Task prompt
The task calls for an exact copy of the records, without any images.

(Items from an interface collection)
[Start of Attachment]

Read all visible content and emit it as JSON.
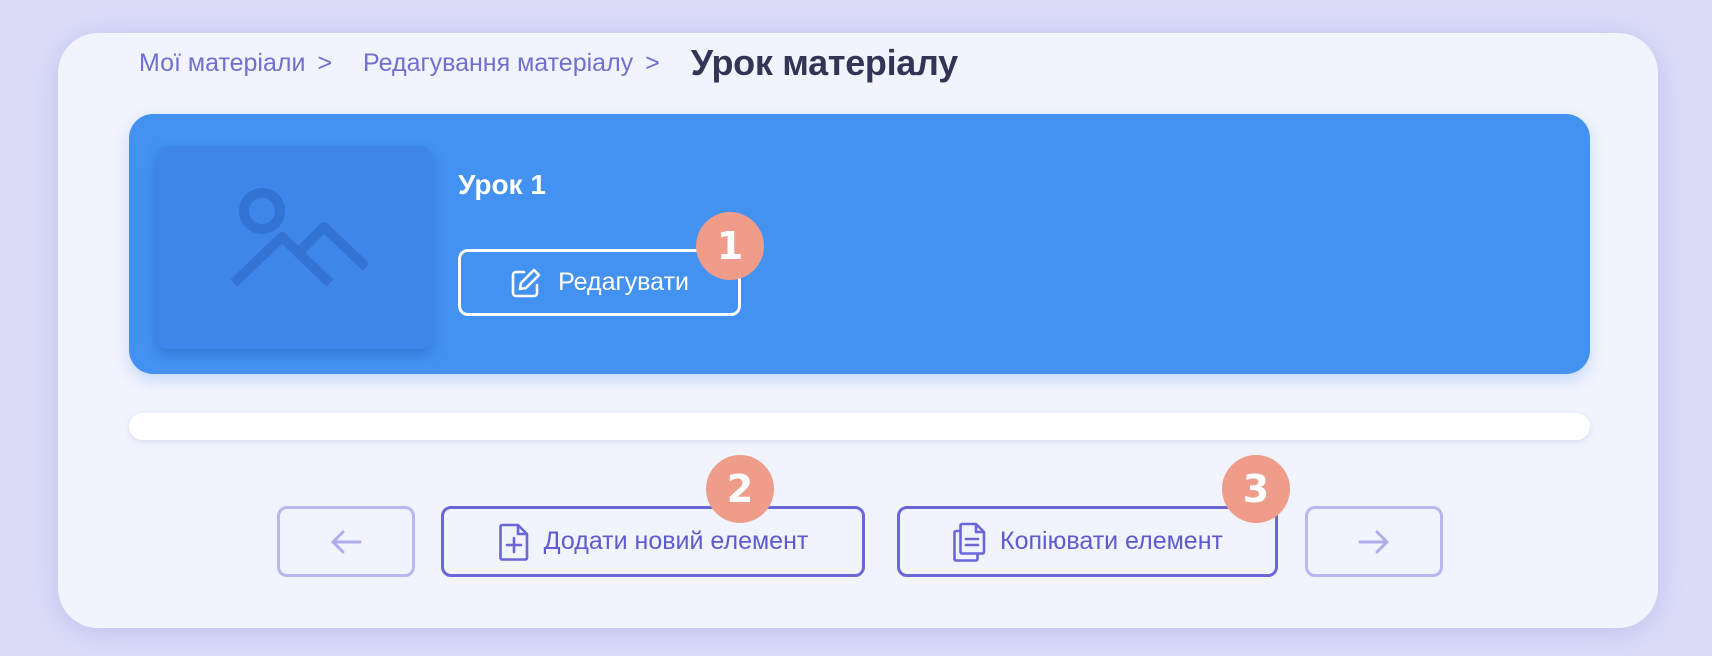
{
  "breadcrumb": {
    "items": [
      {
        "label": "Мої матеріали",
        "separator": ">"
      },
      {
        "label": "Редагування матеріалу",
        "separator": ">"
      }
    ],
    "current": "Урок матеріалу"
  },
  "lesson": {
    "title": "Урок 1",
    "edit_label": "Редагувати",
    "thumbnail_icon": "image-placeholder-icon"
  },
  "badges": [
    "1",
    "2",
    "3"
  ],
  "actions": {
    "prev_icon": "arrow-left-icon",
    "add_label": "Додати новий елемент",
    "add_icon": "file-plus-icon",
    "copy_label": "Копіювати елемент",
    "copy_icon": "copy-file-icon",
    "next_icon": "arrow-right-icon"
  },
  "colors": {
    "page_bg": "#dcdcf8",
    "card_bg": "#f1f3fd",
    "banner": "#4391f1",
    "accent": "#6b67d6",
    "badge": "#ef9c8a",
    "breadcrumb_link": "#6f6fd0",
    "title_text": "#343556"
  }
}
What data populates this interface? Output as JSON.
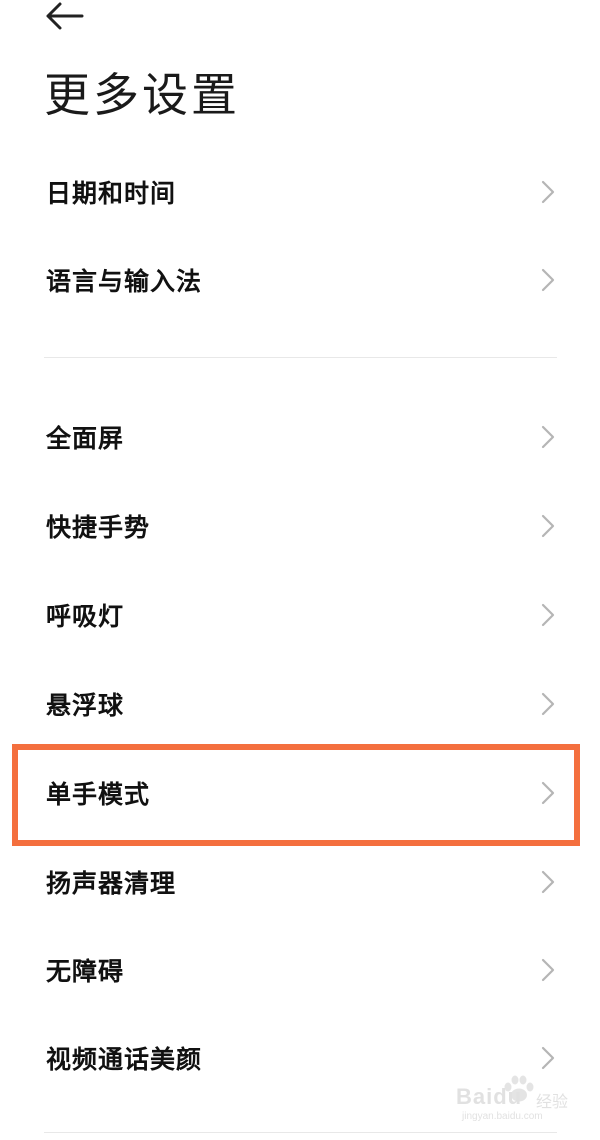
{
  "header": {
    "back_icon": "arrow-left-icon",
    "title": "更多设置"
  },
  "settings": {
    "group1": [
      {
        "label": "日期和时间"
      },
      {
        "label": "语言与输入法"
      }
    ],
    "group2": [
      {
        "label": "全面屏"
      },
      {
        "label": "快捷手势"
      },
      {
        "label": "呼吸灯"
      },
      {
        "label": "悬浮球"
      },
      {
        "label": "单手模式",
        "highlighted": true
      },
      {
        "label": "扬声器清理"
      },
      {
        "label": "无障碍"
      },
      {
        "label": "视频通话美颜"
      }
    ],
    "chevron_icon": "chevron-right-icon"
  },
  "colors": {
    "highlight_border": "#f46f3e",
    "text": "#111111",
    "chevron": "#b5b5b5",
    "divider": "#e8e8e8"
  },
  "watermark": {
    "brand": "Baidu",
    "sub": "经验",
    "url": "jingyan.baidu.com"
  }
}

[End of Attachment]

Expected answer
Read all visible content and emit it as JSON.
{
  "breadcrumb": {
    "items": [
      {
        "label": "Мої матеріали",
        "separator": ">"
      },
      {
        "label": "Редагування матеріалу",
        "separator": ">"
      }
    ],
    "current": "Урок матеріалу"
  },
  "lesson": {
    "title": "Урок 1",
    "edit_label": "Редагувати",
    "thumbnail_icon": "image-placeholder-icon"
  },
  "badges": [
    "1",
    "2",
    "3"
  ],
  "actions": {
    "prev_icon": "arrow-left-icon",
    "add_label": "Додати новий елемент",
    "add_icon": "file-plus-icon",
    "copy_label": "Копіювати елемент",
    "copy_icon": "copy-file-icon",
    "next_icon": "arrow-right-icon"
  },
  "colors": {
    "page_bg": "#dcdcf8",
    "card_bg": "#f1f3fd",
    "banner": "#4391f1",
    "accent": "#6b67d6",
    "badge": "#ef9c8a",
    "breadcrumb_link": "#6f6fd0",
    "title_text": "#343556"
  }
}
What data populates this interface? Output as JSON.
{
  "header": {
    "back_icon": "arrow-left-icon",
    "title": "更多设置"
  },
  "settings": {
    "group1": [
      {
        "label": "日期和时间"
      },
      {
        "label": "语言与输入法"
      }
    ],
    "group2": [
      {
        "label": "全面屏"
      },
      {
        "label": "快捷手势"
      },
      {
        "label": "呼吸灯"
      },
      {
        "label": "悬浮球"
      },
      {
        "label": "单手模式",
        "highlighted": true
      },
      {
        "label": "扬声器清理"
      },
      {
        "label": "无障碍"
      },
      {
        "label": "视频通话美颜"
      }
    ],
    "chevron_icon": "chevron-right-icon"
  },
  "colors": {
    "highlight_border": "#f46f3e",
    "text": "#111111",
    "chevron": "#b5b5b5",
    "divider": "#e8e8e8"
  },
  "watermark": {
    "brand": "Baidu",
    "sub": "经验",
    "url": "jingyan.baidu.com"
  }
}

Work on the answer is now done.